4 min read

There is no competition for Robert McCall

There is no competition for Robert McCall

Denzel Washington returns as Robert McCall in this action thriller The Equalizer 3. After being injured taking care of McCall business in Italy he is forced to stay there and becomes fond of the town people but not the mob that is threatening their lives.

When Antoine Fuqua (2014) The Equalizer was announced I was very excited because he was reuniting with Denzel Washington who he made the classic (2001) Training Day with. Another thing that attracted me to this was finding out that it was based on a TV Series. It felt to me how I felt about JJ Abrams Star Trek or Daniel Craig’s 007 films being made for the new generation. Knowing that these worked for me, I was glad to go in to get introduced to the equalizer.

I enjoyed the first one. I own it. Most of time if I own the DVD or Blu ray it means that I really enjoyed the movie. I skipped the second one as many reviews said it wasn’t too good. I just kind of gave up trying to watch it. Something got my interest this time around. I don’t know if it’s because it’s the third one and they’re playing it as this will be the final one or the fact that Denzel Washington and Dakota Fanning from the legend Tony Scott’s (2004) Man on Fire were reuniting. It could just be that I’m going back to these kind of action thrillers because there’s nothing really out there anymore.
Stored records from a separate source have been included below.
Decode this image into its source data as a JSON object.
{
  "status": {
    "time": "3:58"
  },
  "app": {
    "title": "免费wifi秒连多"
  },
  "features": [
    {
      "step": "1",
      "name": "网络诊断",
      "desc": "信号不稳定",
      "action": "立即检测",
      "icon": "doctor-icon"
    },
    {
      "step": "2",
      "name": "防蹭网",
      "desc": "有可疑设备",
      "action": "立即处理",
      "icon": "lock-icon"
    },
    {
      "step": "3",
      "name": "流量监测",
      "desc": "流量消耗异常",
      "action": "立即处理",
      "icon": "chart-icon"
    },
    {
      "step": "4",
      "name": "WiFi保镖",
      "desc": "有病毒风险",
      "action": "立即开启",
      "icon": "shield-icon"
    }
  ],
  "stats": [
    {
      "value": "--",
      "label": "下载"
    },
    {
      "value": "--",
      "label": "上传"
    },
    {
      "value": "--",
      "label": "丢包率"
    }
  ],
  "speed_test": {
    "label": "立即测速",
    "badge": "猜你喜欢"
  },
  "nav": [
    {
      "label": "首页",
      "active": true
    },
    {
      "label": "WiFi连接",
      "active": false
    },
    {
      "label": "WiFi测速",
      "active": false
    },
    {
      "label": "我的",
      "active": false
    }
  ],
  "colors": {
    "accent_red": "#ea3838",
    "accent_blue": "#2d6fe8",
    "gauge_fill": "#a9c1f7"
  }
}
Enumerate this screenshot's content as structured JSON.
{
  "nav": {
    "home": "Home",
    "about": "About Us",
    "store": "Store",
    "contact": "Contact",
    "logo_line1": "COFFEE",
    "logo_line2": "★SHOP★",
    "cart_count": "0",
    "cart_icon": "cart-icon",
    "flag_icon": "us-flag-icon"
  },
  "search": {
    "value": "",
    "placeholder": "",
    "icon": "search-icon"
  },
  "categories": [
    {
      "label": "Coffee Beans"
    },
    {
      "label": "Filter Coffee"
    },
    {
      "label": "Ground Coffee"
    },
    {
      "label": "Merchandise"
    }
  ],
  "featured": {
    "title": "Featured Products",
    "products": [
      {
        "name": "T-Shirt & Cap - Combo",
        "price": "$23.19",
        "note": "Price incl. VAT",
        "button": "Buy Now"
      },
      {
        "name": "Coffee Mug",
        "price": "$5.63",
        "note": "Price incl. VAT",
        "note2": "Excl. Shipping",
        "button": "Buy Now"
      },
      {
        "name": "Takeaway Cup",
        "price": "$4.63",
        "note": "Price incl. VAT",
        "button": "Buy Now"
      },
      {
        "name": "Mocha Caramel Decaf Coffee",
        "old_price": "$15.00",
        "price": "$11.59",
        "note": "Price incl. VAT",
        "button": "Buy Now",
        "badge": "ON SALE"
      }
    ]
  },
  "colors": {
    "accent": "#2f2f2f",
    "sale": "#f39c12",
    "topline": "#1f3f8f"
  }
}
The opening to this film is very suspenseful and shot really well. I haven’t put on the first film in a while so I started to question whether the first one was as gory as this one. I wouldn’t recommend this to those who are sensitive to that. I was delighted to be able to tell that they filmed in Italy. With a lot of movies these days you can tell they just filmed in some backlot or CGI''d the country or city into it. Here they captured it beautifully.

Denzel Washington's acting skills have not gone away nor I think they ever will. Something about seeing him at the start of this film to me was reminiscent of his earlier roles. He does great with his eyes which is something I’m fascinated with now since I’ve seen Safdie Brother’s (2017) Good Time. There were some things I noticed he did with hand gesture that made it seem more authentic than him just acting, like when Gio try’s to give him his car keys. There was another scene but sadly I can not recall where it was. It’s Denzel almost doing a Brando thing. Which isn’t a bad thing to me.
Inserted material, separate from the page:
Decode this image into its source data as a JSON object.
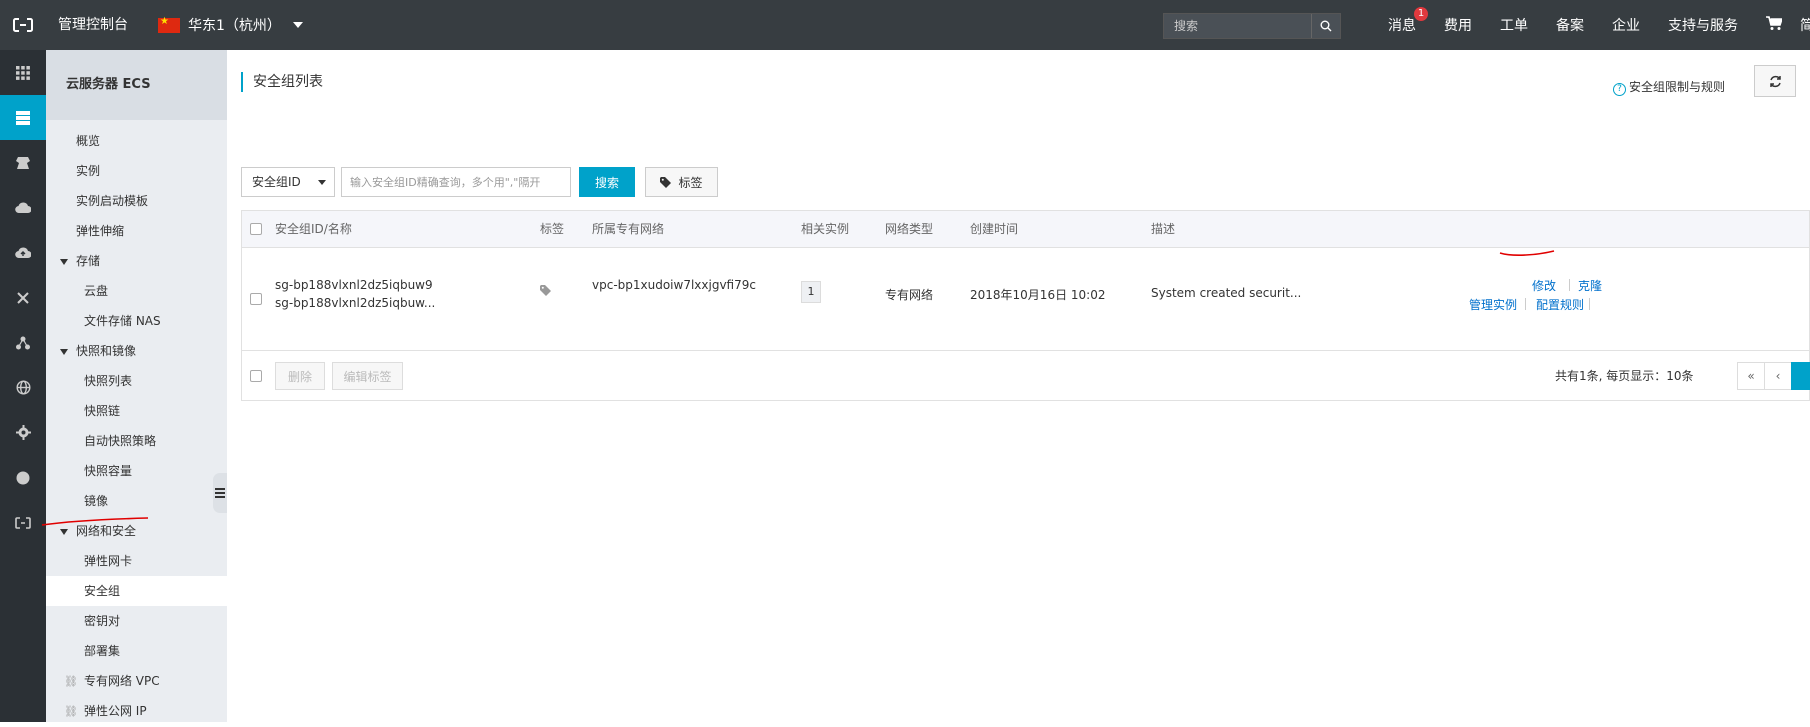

Dakota Fanning at times is hard to take serious. I don’t know if it’s the physique or her young face still. When she appears it seems like a young actress trying playing a serious mature role. I mean no offense to her. She’s been a skilled actress since she was young and you can see her talent in those films. I did enjoy the scene at the table with her and Denzel Washington though.

I was hoping to enjoy this film as much as I remember enjoying the first one. But that is not the case. Although the opening got my attention most of the film after that just goes to scenes of people walking, zooming in on the city, cars or motorcycles driving and nothing going on, no dialogue either, it’s just quiet. An hour in and nothing really happens and by time it’s over you can tell it’s close to the end credits already and left me saying “That’s it?”
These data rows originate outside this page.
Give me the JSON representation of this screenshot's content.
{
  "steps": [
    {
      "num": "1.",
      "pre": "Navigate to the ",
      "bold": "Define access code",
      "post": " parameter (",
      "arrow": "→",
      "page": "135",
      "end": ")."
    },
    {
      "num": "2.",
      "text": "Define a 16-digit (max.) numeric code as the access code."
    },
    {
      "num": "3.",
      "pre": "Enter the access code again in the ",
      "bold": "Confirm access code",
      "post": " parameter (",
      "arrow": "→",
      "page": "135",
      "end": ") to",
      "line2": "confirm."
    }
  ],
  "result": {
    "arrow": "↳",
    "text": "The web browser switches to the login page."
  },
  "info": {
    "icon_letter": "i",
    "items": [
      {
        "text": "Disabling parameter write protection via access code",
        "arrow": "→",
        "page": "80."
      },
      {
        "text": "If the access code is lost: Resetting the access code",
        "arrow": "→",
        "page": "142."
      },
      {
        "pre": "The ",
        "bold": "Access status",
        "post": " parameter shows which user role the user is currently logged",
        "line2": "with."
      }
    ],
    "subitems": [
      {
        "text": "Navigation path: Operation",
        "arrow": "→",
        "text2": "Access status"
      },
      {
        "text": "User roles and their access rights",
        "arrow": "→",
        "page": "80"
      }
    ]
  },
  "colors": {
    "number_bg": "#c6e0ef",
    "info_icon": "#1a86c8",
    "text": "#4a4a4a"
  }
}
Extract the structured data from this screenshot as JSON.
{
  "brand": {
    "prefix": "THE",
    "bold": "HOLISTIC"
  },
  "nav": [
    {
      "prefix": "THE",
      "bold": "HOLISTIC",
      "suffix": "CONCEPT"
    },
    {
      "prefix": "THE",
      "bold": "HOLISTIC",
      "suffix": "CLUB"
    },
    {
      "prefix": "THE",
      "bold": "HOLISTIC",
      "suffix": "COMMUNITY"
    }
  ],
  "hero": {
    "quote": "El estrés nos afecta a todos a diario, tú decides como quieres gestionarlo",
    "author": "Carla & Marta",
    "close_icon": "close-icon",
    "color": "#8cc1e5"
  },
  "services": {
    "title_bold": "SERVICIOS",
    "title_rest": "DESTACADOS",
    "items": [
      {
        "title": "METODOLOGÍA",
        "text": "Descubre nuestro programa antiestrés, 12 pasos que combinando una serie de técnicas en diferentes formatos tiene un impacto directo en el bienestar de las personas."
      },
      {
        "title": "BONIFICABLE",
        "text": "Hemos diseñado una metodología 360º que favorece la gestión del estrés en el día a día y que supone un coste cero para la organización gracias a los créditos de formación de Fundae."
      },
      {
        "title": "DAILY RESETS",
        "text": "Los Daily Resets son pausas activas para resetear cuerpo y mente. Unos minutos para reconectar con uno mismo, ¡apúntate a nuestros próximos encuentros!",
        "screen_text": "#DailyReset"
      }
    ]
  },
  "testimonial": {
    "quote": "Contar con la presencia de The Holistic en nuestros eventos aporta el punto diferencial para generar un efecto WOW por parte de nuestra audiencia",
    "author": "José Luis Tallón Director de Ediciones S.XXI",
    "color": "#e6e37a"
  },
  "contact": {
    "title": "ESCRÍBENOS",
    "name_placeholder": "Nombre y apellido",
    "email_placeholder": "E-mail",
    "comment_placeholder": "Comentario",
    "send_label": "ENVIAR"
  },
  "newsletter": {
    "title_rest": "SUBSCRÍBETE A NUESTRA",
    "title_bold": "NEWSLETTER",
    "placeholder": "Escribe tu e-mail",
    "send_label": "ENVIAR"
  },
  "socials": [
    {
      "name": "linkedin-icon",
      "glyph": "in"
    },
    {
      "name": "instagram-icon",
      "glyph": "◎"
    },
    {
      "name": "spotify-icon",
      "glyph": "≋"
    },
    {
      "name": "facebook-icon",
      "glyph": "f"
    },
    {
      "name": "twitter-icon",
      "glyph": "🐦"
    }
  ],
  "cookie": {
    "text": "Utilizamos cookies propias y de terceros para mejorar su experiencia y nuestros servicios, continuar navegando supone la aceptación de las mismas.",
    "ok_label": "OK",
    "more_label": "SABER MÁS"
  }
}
The Equalizer 3 is cliche as those movies I use to enjoy when I was younger. Like I said in my introduction to this website. The story has like a little subplot of Dakota Fanning’s Emma Collins which I felt could’ve just been cut and wasn’t necessary. David Denim’s Frank Conroy is also there just to say things. It’s the whole guy just reading the lines off the page and there is no depth given to him. I know he’s just this supporting character to Fanning but still either do some development with him or don’t. The opening got me intrigued and this line still at the start of the film also got my interest “Are you a good man or bad man? You said I don’t know. Only good men say that” Enzo tells Robert. I was wondering whether we were gonna see McCall struggle with this. How could you be a bad person if you’re helping those who can’t fight back? How can you be good person if you’re torturing people? It would’ve been nice to have seen this explored. The villains have lines I have heard in many films already that it just annoyed me listening to them talk. One of the things I realized is how this is just too easy for Robert McCall. Anytime any goon notices him and gets close to intimidate him the room already knows what’s about to happen. I mean we all start laughing the moment they get close to him. Where’s the threat. Where is the scene to keep me at the edge of my seat? As my attention was to this film to write my first review for this site, McCall’s injury reminded me of film school. How you should give your protagonist some sort of weakness, disability, flaw to sympathize with the character. I started to think how will this affect him now in his fight with these mafiosos. But nothing. He just fights as if nothing happened. I understand that The Equalizer is a franchise like the Mission Impossible films and have to stick to the formula but I still feel they could’ve done something better.

One of the things I did enjoy is how they use Robert McCall like the devil, some demon, the grim reaper, death. Something about those moments caught my attention and the cinematography by Robert Richardson was great.